= REQUIREMENT =
Report every line of the records that includes the word "left".
####
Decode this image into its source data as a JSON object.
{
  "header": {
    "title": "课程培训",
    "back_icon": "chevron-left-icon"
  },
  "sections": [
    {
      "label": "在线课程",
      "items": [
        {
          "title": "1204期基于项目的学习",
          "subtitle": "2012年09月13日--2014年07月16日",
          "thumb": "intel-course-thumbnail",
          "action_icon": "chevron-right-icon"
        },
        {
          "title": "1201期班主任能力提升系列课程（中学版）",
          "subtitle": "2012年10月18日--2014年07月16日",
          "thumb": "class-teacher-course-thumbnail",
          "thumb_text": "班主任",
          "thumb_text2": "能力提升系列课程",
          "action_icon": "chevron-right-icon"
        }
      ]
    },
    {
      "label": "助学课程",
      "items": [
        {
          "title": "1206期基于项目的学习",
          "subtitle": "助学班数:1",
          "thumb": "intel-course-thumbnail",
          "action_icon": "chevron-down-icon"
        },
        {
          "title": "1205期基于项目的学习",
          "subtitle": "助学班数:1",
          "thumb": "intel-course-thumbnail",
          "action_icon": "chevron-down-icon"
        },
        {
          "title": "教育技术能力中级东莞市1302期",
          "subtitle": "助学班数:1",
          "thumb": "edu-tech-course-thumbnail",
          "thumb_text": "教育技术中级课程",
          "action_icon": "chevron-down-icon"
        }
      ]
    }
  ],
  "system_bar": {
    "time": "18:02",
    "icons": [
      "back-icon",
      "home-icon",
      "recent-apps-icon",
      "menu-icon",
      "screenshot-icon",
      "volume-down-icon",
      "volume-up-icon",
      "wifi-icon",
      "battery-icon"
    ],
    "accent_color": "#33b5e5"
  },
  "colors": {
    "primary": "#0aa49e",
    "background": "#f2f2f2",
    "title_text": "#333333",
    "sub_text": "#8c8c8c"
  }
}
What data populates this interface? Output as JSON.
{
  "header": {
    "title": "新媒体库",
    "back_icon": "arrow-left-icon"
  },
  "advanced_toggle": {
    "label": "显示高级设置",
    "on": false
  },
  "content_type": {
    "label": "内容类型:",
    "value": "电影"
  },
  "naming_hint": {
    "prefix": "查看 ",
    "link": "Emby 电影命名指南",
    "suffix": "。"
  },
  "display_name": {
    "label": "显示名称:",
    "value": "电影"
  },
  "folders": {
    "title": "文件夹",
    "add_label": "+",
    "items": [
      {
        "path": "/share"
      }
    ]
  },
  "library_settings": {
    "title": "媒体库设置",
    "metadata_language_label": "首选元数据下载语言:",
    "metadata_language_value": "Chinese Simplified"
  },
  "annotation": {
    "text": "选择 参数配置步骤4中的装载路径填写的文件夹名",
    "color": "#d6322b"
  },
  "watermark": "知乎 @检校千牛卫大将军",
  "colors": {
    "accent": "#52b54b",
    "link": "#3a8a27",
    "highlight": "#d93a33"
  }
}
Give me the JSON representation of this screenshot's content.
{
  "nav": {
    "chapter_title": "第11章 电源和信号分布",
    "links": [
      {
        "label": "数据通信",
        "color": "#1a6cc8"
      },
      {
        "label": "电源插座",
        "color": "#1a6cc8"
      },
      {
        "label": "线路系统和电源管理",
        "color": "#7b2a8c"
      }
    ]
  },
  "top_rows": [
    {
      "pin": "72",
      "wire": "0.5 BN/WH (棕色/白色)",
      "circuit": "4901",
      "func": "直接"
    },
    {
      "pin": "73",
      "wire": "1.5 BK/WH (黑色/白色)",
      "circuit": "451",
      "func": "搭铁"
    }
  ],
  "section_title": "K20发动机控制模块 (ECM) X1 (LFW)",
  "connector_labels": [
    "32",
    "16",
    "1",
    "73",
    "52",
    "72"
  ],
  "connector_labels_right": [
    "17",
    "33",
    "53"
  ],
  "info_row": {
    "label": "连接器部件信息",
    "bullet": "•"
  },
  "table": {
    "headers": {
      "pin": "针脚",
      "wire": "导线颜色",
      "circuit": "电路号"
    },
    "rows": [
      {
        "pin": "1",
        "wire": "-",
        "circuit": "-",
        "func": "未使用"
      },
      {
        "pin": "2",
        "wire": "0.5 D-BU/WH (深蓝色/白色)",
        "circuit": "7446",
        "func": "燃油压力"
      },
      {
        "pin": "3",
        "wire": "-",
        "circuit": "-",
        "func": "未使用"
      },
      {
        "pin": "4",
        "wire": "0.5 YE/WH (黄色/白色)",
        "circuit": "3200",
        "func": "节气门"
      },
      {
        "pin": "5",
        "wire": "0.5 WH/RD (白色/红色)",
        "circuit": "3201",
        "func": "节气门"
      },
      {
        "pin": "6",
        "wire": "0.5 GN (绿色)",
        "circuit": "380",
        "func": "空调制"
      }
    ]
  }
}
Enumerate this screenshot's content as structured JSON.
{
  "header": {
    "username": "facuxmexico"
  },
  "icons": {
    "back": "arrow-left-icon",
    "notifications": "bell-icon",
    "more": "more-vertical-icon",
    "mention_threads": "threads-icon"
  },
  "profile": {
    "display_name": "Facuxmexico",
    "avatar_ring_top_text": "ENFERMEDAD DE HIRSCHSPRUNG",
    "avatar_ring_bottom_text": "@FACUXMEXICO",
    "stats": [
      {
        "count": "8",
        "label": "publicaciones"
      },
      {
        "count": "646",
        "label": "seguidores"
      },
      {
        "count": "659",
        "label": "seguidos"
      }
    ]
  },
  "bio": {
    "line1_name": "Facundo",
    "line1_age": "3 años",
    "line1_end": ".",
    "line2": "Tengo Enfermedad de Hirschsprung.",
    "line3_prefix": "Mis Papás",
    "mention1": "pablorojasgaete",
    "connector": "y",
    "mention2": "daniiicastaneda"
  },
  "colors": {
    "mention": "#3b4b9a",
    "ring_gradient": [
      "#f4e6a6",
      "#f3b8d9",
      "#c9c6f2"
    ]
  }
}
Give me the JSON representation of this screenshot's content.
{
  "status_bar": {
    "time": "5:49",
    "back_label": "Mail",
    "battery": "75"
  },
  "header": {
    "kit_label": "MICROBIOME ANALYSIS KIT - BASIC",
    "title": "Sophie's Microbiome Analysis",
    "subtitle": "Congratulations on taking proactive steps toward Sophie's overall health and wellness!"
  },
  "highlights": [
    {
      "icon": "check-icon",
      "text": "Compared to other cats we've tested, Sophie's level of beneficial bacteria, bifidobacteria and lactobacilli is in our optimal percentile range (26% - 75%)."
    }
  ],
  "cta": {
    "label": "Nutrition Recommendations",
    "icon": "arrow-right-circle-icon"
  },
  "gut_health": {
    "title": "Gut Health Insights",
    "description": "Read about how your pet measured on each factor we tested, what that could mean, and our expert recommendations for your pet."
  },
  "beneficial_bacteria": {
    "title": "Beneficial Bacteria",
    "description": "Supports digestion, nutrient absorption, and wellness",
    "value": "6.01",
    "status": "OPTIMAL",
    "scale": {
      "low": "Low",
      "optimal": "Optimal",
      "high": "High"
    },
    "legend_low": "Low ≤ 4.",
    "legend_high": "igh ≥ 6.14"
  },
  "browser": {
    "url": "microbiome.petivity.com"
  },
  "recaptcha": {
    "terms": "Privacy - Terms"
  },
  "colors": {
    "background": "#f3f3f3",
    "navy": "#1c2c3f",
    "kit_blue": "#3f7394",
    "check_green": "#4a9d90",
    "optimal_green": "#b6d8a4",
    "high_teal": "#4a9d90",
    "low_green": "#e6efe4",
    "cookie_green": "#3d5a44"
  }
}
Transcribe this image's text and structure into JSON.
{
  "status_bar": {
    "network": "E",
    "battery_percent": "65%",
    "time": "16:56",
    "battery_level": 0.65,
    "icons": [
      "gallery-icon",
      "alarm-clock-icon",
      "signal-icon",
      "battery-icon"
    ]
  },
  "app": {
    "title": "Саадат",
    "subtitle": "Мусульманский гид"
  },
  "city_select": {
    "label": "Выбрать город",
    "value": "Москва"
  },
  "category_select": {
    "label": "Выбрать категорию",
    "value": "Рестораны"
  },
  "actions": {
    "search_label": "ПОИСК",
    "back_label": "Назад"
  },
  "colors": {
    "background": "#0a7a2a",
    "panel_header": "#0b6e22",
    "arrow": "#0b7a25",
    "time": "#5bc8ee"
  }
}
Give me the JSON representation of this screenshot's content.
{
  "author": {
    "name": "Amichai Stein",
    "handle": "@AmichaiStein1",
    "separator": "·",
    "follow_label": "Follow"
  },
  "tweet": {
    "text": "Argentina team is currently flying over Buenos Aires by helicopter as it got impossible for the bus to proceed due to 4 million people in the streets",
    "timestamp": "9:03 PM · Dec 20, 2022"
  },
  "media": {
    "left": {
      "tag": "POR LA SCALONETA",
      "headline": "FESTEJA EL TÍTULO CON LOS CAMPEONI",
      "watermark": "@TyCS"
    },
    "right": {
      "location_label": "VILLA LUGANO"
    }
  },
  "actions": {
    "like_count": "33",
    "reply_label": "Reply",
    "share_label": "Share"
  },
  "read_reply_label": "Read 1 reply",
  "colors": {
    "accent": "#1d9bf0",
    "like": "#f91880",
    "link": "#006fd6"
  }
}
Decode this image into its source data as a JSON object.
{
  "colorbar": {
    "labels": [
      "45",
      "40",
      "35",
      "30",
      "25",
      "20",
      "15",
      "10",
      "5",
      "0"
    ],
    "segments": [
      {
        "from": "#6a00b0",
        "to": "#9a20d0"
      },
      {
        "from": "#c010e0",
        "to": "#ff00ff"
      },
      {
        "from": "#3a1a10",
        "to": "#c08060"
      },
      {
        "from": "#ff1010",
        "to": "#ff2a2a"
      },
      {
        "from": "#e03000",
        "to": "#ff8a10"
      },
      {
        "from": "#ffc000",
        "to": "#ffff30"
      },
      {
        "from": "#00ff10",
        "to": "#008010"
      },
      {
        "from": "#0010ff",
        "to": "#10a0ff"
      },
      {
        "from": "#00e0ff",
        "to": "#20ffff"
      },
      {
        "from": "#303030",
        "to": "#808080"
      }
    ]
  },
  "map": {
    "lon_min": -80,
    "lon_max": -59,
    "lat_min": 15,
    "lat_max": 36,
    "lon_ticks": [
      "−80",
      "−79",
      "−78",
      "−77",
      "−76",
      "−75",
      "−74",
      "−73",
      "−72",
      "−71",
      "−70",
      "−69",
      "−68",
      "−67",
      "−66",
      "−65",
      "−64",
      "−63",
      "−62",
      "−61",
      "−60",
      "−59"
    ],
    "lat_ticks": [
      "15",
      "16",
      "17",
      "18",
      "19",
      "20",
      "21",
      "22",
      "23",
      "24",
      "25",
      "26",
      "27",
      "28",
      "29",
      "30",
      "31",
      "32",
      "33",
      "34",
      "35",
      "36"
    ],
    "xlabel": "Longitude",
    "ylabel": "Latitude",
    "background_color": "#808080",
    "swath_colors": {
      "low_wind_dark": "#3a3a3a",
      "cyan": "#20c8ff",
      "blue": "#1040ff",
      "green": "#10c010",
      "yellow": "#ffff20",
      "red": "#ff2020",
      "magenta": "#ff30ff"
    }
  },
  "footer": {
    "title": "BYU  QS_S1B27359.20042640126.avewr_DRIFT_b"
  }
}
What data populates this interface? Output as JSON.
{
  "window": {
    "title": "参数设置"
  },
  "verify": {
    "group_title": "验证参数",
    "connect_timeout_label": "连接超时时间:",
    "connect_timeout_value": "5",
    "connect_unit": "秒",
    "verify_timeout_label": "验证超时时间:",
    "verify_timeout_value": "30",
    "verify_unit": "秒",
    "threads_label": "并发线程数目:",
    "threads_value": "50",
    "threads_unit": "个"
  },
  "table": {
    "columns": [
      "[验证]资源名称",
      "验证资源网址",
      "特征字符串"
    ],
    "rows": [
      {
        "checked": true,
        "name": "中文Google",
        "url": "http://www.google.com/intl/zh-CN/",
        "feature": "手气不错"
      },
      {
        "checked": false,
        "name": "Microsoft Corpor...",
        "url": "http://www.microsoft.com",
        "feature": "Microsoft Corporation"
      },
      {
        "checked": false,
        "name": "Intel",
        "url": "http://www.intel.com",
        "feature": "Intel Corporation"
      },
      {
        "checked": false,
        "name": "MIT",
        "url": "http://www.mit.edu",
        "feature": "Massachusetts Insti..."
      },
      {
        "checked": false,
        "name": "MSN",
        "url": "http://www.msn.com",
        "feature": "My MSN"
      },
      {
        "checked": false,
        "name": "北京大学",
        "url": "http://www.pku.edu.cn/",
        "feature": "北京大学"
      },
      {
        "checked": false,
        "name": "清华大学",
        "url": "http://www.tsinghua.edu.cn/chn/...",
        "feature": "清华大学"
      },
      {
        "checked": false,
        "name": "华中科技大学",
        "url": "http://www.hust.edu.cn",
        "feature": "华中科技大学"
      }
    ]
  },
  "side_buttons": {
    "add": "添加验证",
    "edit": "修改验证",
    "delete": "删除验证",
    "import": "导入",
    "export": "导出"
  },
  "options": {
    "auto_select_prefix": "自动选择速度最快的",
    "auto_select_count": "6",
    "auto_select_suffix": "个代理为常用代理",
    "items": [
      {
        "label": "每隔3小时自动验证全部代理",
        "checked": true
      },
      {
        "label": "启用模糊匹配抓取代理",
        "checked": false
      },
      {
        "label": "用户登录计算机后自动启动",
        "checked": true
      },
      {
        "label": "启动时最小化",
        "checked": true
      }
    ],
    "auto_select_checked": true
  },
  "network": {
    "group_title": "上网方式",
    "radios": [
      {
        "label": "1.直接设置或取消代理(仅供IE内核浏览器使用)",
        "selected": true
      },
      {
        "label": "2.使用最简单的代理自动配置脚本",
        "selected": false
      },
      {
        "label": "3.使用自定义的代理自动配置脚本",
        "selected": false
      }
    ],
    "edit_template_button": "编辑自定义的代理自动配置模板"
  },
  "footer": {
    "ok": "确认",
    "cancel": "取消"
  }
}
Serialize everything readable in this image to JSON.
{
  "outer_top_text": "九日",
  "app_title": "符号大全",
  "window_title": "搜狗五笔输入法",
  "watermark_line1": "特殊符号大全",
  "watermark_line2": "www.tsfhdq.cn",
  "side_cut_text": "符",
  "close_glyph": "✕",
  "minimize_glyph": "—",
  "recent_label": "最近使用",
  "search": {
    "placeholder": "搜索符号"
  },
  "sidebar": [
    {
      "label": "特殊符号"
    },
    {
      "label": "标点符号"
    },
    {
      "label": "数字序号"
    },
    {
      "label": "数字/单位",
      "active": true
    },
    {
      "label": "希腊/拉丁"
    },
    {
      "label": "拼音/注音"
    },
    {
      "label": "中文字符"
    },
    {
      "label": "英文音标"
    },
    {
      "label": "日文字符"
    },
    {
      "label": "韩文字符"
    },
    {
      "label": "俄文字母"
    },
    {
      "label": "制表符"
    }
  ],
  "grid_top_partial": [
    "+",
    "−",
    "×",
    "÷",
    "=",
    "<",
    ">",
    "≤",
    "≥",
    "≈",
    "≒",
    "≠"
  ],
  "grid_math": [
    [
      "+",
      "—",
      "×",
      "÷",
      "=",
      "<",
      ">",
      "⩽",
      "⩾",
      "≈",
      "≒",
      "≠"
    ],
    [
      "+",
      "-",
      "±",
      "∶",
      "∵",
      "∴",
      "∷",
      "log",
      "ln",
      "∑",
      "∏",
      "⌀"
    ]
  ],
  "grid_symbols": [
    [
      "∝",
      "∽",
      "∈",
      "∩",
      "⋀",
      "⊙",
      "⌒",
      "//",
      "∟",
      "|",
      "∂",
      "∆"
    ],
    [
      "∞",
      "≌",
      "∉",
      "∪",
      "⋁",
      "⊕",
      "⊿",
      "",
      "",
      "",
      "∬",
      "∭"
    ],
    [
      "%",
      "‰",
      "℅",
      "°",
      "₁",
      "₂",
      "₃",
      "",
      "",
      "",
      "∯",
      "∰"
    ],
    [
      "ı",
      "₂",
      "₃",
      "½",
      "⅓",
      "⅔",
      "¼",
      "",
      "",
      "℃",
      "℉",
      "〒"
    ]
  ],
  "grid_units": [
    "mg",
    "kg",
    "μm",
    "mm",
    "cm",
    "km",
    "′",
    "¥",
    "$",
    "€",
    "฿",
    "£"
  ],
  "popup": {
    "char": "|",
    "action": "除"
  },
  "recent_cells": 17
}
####
= RESULT BELOW =
    "back_icon": "chevron-left-icon"
    "back_icon": "arrow-left-icon"
    "back": "arrow-left-icon",
    "left": {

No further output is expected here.